As the days transpired and they became more destitute and famished, one by one lots were drawn, and men were executed. Eventually, the Corporal began attempting to murder individuals, or tried ordering others, such as Cadogan and Finn, to do so. Refusing to obey his orders, Barry “took up his Fire-lock and perform’d the bloody deed himself” on a private James Read, who was shot by the Corporal, after which his body “was cut into Pieces in the like manner as the two others had been.” The account is quite graphic, detailed, and lengthy, giving the names of each man killed, and the various ways in which the individuals were eaten. The narrative describes how Barry eventually became crazed, attempting to kill and eat all he could. He eventually disappeared, but Cadogan and Finn made it back to Fort Oswego, appearing “like Skeletons,” their report taken “verbally from them” upon their return.
Interestingly, Benjamin Stoddert, in a letter from Oswego dated March 25, 1752, related how “some Indians within a few miles of Cataraque…saw some remains of the most horrid scene…mangled Carcase and Bones of Others, with the Skule of Mark Sampson...,” and also “ found their [sic] had been Two and one of them Murer’d, as they found the Hands, Head, and Other Bones with the Flesh Cut of also a Piece of Flesh roasted…they came to where there had been Three and One Kill’d and used as the formers….” [original spelling retained]
Fort Oswego had been plagued by a number of problems for some time according to many accounts. Mutiny, misuse of rum given to the Indians and garrison, etc., being only a few of the irritants culminating in desertion. Interestingly, during the summer of 1752, another group of individuals from New York had gotten lost in the woods in an attempt to “view the Land called the Great-Patent, at the Head of the Delaware River.” Though they were “almost starved” and were reduced to eating a few “wild Herbs” and “a piece of raw Deer-skin” they’d found inside an old Indian hut, they never resorted to cannibalism.

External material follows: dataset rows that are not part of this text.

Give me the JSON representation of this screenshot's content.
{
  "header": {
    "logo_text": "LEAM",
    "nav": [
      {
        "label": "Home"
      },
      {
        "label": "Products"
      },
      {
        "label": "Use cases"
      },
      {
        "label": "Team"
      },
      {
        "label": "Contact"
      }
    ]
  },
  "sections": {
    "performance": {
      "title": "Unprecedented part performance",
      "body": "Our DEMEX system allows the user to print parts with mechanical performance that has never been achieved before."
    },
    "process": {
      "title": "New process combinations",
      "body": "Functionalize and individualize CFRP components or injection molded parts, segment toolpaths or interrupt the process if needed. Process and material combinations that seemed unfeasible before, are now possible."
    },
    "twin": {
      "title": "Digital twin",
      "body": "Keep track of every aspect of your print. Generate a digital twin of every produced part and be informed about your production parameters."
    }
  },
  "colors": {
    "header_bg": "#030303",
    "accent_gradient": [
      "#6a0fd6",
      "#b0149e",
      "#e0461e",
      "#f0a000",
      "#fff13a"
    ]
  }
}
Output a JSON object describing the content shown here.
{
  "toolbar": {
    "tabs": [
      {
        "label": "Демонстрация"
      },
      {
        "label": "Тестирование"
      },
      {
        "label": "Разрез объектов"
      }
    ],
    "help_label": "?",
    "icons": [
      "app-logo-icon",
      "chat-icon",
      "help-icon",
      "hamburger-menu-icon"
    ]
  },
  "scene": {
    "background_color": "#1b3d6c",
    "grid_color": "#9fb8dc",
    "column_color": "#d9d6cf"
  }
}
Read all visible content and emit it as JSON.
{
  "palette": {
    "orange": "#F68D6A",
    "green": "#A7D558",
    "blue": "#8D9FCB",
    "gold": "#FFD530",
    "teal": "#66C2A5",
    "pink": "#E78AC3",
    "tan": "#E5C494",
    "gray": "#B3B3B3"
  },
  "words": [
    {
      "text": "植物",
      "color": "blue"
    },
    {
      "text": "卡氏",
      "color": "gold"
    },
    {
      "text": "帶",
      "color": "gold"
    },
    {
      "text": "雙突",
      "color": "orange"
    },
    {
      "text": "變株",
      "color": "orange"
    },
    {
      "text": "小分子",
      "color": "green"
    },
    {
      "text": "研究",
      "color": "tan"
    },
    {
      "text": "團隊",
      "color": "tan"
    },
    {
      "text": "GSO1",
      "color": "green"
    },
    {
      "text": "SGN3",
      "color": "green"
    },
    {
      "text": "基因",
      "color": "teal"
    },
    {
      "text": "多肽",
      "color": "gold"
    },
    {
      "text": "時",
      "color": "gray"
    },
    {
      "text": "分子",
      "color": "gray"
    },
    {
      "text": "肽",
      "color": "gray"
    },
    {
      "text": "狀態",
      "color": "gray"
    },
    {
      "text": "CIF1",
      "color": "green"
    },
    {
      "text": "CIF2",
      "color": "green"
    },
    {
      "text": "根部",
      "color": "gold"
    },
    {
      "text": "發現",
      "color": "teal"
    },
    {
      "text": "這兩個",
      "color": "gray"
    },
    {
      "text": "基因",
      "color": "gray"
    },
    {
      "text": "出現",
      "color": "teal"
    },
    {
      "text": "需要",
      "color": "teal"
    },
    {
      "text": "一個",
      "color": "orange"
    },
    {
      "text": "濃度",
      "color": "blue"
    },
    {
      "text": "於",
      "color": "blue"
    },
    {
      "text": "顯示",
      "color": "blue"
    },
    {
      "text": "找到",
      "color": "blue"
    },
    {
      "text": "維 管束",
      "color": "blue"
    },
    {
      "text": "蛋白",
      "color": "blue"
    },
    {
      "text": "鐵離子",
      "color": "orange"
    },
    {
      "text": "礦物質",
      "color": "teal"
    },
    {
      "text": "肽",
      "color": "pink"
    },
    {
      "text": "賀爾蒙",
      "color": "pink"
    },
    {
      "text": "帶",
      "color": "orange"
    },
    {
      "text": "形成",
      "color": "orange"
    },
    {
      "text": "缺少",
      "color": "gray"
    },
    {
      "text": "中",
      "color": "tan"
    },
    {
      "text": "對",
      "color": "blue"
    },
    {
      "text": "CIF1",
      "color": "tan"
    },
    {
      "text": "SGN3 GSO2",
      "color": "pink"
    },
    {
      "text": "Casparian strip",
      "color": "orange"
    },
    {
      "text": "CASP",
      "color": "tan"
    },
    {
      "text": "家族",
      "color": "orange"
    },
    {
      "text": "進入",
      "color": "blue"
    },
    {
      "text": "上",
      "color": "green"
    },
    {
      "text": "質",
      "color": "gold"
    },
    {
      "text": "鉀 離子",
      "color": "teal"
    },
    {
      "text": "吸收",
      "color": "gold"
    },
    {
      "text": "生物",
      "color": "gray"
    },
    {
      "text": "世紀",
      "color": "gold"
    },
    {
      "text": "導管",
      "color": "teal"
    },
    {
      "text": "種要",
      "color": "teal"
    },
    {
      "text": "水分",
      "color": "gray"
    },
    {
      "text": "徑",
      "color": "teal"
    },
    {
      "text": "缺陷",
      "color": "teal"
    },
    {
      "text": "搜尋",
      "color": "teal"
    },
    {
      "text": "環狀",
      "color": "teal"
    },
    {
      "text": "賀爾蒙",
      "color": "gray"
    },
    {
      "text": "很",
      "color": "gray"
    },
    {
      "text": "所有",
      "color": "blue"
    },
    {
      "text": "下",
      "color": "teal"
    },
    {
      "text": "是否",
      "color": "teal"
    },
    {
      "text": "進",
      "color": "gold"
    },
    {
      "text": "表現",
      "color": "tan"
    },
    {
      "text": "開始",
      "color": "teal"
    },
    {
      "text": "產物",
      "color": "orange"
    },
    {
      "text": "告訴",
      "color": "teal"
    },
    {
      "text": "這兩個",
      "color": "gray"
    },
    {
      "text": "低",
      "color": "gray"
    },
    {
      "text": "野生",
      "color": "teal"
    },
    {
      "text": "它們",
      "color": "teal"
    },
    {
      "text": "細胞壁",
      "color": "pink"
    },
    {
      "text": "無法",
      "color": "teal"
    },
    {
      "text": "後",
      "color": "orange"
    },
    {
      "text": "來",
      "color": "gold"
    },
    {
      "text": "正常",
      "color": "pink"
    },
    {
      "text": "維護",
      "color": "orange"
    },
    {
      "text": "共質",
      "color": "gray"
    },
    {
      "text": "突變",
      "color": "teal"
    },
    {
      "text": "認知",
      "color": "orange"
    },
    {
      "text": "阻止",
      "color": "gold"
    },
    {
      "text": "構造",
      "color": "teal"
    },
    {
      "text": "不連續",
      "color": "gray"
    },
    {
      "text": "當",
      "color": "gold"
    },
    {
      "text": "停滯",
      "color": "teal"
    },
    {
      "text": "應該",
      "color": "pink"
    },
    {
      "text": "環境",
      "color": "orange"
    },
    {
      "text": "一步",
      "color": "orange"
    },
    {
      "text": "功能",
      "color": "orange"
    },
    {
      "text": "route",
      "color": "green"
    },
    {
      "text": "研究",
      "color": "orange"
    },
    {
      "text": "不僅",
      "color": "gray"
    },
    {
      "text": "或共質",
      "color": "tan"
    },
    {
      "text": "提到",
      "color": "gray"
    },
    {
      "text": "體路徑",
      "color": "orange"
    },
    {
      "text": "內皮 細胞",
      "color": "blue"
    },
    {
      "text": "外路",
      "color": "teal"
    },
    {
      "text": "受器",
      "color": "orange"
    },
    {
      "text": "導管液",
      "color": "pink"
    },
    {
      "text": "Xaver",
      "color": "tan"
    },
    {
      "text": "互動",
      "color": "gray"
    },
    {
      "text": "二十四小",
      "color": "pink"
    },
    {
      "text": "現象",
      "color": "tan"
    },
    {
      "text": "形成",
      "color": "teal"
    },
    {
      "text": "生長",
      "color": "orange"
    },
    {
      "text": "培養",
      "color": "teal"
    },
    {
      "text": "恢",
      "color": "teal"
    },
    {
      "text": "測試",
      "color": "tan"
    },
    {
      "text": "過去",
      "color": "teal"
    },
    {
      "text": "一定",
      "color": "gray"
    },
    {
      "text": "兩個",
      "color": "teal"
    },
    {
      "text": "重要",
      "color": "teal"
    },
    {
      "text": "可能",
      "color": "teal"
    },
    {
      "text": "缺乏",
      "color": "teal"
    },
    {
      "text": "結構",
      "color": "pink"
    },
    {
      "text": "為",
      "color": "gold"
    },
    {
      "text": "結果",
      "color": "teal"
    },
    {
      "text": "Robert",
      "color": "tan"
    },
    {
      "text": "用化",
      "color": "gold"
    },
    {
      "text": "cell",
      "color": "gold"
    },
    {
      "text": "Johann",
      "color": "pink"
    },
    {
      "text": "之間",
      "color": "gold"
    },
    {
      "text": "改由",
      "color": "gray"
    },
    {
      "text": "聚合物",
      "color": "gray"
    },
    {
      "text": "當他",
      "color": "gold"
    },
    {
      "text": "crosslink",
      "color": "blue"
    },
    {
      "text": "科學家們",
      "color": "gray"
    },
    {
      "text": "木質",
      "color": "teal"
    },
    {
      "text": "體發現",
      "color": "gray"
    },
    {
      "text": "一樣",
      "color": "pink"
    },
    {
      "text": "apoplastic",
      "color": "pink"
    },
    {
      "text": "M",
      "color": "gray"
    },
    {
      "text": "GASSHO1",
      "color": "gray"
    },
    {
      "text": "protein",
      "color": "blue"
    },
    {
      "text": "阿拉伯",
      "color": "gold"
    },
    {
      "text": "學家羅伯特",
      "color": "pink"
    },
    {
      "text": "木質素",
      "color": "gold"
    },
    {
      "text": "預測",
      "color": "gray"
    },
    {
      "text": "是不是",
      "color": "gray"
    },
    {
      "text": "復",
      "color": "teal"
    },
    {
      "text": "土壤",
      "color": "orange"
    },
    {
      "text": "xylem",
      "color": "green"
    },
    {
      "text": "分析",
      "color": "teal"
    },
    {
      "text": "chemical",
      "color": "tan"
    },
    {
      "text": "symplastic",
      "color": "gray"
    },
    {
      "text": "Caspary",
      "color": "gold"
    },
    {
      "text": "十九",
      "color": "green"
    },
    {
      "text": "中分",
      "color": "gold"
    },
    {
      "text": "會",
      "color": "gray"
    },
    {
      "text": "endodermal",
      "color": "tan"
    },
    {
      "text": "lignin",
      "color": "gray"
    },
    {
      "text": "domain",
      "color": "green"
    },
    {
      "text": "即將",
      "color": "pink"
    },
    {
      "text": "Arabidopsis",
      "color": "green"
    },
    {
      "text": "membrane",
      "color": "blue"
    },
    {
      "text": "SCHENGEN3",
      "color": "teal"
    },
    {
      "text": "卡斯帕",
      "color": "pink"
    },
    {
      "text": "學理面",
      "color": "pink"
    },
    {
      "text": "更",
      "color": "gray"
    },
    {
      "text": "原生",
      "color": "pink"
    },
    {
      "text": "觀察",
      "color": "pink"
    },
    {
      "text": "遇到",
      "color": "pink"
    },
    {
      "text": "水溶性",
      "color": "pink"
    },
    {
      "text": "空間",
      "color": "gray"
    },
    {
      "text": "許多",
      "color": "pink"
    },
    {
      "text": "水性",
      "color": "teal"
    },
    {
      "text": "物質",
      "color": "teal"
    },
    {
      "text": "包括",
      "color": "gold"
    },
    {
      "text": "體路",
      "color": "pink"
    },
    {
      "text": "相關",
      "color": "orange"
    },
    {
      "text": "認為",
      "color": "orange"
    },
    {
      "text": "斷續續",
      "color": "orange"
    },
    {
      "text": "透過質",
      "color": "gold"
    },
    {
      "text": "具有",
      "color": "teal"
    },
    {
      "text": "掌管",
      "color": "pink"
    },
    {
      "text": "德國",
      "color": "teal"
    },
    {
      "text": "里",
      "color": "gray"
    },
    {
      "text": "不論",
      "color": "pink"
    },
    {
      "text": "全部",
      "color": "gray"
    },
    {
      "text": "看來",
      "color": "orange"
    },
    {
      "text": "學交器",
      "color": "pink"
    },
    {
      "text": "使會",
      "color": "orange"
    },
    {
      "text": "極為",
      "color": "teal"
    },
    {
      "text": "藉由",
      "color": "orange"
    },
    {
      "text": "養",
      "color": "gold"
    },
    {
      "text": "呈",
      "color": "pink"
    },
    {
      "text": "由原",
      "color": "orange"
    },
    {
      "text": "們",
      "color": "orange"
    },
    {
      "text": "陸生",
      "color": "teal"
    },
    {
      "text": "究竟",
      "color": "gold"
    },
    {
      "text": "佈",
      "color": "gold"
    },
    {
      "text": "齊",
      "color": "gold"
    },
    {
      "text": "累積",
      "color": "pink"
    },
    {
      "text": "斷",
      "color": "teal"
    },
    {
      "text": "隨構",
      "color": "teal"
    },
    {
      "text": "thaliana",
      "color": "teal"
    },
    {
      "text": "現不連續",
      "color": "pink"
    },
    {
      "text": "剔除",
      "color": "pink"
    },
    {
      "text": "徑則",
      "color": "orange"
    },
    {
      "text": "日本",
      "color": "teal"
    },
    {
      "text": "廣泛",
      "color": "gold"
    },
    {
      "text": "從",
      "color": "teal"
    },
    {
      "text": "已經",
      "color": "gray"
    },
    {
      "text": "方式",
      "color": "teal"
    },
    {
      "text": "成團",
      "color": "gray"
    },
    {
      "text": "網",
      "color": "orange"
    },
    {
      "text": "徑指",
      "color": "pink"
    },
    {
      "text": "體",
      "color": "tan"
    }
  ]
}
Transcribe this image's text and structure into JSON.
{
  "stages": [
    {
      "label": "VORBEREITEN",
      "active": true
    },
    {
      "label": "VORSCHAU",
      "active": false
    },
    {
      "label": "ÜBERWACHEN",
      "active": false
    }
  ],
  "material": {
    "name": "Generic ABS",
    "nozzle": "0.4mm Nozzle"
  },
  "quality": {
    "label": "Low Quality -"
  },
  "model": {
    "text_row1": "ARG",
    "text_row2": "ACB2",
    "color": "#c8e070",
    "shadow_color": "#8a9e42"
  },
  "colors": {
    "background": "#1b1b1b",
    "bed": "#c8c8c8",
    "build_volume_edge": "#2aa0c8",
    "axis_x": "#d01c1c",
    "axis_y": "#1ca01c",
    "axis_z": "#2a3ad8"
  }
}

Such were the dangers, depravity, murder, and mayhem which the early inhabitants, settlers, and soldiers of colonial America were at times forced to contend during our nation’s history. Our past is filled with both heroism and atrocity, but no one can ever say American history is boring!
1 Mittelberger, Gottlieb, Journey to Pennsylvania. Trans. Oscar Handlin & John Clive, (Cambridge: Belknap Press of Harvard University Press, 1960). See particularly pp’s 92-93.
2 See “A Cannibal Cruise Liner of 18th-century Immigration,” Hidden Histories, April 7, 2009
3 See “Donner Party Ate Family Dog, Maybe Not People,” November 27, 2012. http://news.discovery.com/history/us-history/donner-party-cannibalism.htm